=== Element data from apps and pages ===
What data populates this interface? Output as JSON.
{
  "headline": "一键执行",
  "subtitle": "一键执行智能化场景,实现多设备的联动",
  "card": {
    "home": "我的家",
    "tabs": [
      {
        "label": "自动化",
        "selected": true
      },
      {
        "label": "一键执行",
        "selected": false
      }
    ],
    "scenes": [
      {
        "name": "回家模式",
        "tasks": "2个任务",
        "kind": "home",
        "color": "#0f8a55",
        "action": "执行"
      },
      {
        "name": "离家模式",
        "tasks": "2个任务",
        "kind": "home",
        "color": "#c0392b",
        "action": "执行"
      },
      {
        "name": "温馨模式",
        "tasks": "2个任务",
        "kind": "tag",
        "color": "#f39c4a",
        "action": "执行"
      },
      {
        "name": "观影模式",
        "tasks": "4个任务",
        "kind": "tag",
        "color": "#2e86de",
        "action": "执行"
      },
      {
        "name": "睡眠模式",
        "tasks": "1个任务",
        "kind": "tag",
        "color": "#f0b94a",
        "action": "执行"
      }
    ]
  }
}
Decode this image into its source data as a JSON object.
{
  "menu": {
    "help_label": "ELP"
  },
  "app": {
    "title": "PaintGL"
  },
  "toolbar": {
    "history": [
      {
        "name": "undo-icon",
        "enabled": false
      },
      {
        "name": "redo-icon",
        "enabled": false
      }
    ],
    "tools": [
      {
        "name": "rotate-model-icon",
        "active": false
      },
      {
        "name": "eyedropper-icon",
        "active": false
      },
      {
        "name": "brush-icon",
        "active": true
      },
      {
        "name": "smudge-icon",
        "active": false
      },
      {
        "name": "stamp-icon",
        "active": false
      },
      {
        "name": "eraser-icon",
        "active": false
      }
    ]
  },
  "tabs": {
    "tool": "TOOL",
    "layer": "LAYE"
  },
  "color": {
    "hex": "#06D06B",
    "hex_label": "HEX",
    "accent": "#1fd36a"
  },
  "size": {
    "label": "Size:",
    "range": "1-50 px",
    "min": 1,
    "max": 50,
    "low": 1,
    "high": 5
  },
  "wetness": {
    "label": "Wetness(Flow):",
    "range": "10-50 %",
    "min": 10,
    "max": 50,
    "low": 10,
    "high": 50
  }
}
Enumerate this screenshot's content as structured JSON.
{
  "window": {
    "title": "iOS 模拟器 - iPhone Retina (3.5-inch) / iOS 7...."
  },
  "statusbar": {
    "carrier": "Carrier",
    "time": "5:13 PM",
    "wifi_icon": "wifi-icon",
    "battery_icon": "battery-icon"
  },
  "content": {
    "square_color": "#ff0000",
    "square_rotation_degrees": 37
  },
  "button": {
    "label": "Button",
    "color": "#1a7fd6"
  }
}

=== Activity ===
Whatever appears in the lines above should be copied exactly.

=== Reply ===
What data populates this interface? Output as JSON.
{
  "headline": "一键执行",
  "subtitle": "一键执行智能化场景,实现多设备的联动",
  "card": {
    "home": "我的家",
    "tabs": [
      {
        "label": "自动化",
        "selected": true
      },
      {
        "label": "一键执行",
        "selected": false
      }
    ],
    "scenes": [
      {
        "name": "回家模式",
        "tasks": "2个任务",
        "kind": "home",
        "color": "#0f8a55",
        "action": "执行"
      },
      {
        "name": "离家模式",
        "tasks": "2个任务",
        "kind": "home",
        "color": "#c0392b",
        "action": "执行"
      },
      {
        "name": "温馨模式",
        "tasks": "2个任务",
        "kind": "tag",
        "color": "#f39c4a",
        "action": "执行"
      },
      {
        "name": "观影模式",
        "tasks": "4个任务",
        "kind": "tag",
        "color": "#2e86de",
        "action": "执行"
      },
      {
        "name": "睡眠模式",
        "tasks": "1个任务",
        "kind": "tag",
        "color": "#f0b94a",
        "action": "执行"
      }
    ]
  }
}
Decode this image into its source data as a JSON object.
{
  "menu": {
    "help_label": "ELP"
  },
  "app": {
    "title": "PaintGL"
  },
  "toolbar": {
    "history": [
      {
        "name": "undo-icon",
        "enabled": false
      },
      {
        "name": "redo-icon",
        "enabled": false
      }
    ],
    "tools": [
      {
        "name": "rotate-model-icon",
        "active": false
      },
      {
        "name": "eyedropper-icon",
        "active": false
      },
      {
        "name": "brush-icon",
        "active": true
      },
      {
        "name": "smudge-icon",
        "active": false
      },
      {
        "name": "stamp-icon",
        "active": false
      },
      {
        "name": "eraser-icon",
        "active": false
      }
    ]
  },
  "tabs": {
    "tool": "TOOL",
    "layer": "LAYE"
  },
  "color": {
    "hex": "#06D06B",
    "hex_label": "HEX",
    "accent": "#1fd36a"
  },
  "size": {
    "label": "Size:",
    "range": "1-50 px",
    "min": 1,
    "max": 50,
    "low": 1,
    "high": 5
  },
  "wetness": {
    "label": "Wetness(Flow):",
    "range": "10-50 %",
    "min": 10,
    "max": 50,
    "low": 10,
    "high": 50
  }
}
Enumerate this screenshot's content as structured JSON.
{
  "window": {
    "title": "iOS 模拟器 - iPhone Retina (3.5-inch) / iOS 7...."
  },
  "statusbar": {
    "carrier": "Carrier",
    "time": "5:13 PM",
    "wifi_icon": "wifi-icon",
    "battery_icon": "battery-icon"
  },
  "content": {
    "square_color": "#ff0000",
    "square_rotation_degrees": 37
  },
  "button": {
    "label": "Button",
    "color": "#1a7fd6"
  }
}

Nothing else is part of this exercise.